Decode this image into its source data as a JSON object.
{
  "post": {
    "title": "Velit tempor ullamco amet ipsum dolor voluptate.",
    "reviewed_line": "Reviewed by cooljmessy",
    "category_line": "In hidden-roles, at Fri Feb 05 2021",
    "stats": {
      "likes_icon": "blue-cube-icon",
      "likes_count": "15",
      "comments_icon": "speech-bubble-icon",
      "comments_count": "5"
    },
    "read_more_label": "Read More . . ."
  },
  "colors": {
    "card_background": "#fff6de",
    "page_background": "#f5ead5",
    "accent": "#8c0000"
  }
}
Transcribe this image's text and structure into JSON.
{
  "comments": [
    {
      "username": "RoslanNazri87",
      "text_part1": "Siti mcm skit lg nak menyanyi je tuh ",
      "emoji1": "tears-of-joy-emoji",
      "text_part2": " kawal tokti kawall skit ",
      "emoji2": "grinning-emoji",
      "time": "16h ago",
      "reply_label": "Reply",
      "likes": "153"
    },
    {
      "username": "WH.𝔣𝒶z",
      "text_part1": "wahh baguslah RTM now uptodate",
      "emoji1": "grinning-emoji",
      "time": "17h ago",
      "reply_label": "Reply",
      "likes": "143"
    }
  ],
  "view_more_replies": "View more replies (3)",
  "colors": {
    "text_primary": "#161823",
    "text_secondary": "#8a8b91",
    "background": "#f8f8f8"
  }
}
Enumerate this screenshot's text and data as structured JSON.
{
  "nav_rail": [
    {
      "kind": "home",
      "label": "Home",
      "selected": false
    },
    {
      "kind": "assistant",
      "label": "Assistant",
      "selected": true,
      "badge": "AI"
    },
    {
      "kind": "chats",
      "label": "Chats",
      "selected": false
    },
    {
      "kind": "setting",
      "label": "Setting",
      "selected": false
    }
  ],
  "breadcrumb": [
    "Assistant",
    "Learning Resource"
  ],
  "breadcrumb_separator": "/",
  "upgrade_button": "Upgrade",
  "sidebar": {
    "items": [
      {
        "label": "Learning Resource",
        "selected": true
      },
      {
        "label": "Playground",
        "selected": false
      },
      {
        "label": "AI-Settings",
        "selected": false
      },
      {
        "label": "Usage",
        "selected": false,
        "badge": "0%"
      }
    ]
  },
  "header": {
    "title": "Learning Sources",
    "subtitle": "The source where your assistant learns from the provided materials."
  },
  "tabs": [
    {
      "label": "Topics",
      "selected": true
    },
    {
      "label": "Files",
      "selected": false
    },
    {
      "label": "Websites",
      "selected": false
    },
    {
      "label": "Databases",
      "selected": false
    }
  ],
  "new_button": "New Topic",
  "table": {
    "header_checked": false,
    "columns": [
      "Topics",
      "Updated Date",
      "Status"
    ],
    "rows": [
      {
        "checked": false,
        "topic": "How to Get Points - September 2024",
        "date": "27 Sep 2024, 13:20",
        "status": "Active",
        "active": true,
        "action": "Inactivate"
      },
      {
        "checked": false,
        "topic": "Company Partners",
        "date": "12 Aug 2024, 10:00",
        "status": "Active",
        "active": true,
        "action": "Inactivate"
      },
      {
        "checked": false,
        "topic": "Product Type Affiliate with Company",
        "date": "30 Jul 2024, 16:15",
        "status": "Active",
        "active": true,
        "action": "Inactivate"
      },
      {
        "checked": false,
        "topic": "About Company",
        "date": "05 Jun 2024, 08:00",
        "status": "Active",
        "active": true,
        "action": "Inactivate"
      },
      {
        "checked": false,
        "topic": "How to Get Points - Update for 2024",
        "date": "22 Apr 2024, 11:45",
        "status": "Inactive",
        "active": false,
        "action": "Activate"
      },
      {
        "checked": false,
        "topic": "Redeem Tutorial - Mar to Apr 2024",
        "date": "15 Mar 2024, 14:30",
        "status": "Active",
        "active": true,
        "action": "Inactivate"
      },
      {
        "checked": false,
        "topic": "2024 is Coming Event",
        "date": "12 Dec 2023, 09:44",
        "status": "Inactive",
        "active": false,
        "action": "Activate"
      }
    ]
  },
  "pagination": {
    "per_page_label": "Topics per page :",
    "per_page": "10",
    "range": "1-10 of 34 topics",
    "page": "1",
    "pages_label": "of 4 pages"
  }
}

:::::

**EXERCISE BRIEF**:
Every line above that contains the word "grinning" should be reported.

**RESPONSE BELOW**:
      "emoji2": "grinning-emoji",
      "emoji1": "grinning-emoji",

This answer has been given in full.